Why would you make a video of your work? The simple answer is so that people who potentially want to see you perform, and ask you to perform at their event know what you’re like on stage. A video is often the best analogue to your live performance, even for those who consider themselves ‘page poets.’ Of course, for some, poetry published on the page might be the best or another way to introduce your work, or perhaps radio or audio recording. A video is useful in particular for those with more performative and aural aspects to your work. It’s an example of your work for those who don’t know who you are or have never seen you perform before.
The first hurdle many p
Ania Walwicz performs “Hammer” from her collection “Palaces of Culture” at Melbourne Spoken Word’s Showcase at Conduit Arts on Friday, June 12, 2015.
The founder of slam poetry, Marc Smith (so what!) this construction worker in Chicago had a vision of going beyond stuffy poetry readings that so people imagine a poetry gig is like to put poets in a ring to duke it out. Around the time of slams birth and growth, there were numerous events in the US where poets actually performed in rings, sometimes dressed up like boxer or wrestlers and had “fights to the death” and other such antics.
Melbourne Spoken Word is presenting ‘poetry SLAM!’ on Friday, October 16 at Scratch Warehouse in North Melbourne. We plan to take this metaphor into the literal and place poets in the ring using words as no-holds-barred weapons with some of the characters and unique personalities in our poetry scene duking it out.
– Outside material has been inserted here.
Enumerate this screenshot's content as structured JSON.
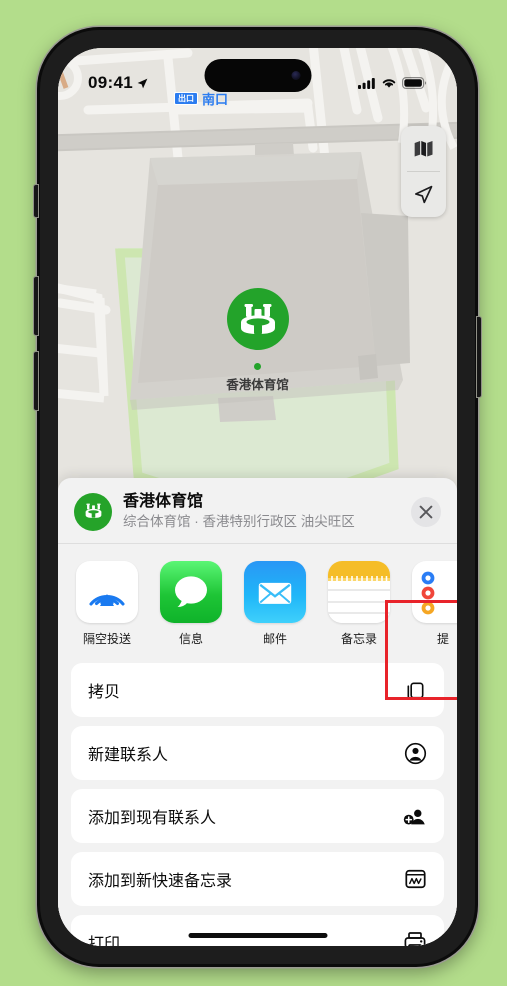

We’re off scouting and creating matches of a lifetime, finding which poets to pit against each other, but we’re also putting out an open callout for poets who think they fit the bill, or have particular ideas for characters or personas to take on during the night. We’re looking for poets more of the performative ilk, people who are happy to exaggerate themselves a bit, and play with and subvert tropes of both performance poetry, with a playful take on professional wrestling, and subvert that too.
You would need to be available on the night of Friday the 16th plus there will be another dress rehearsal scheduled.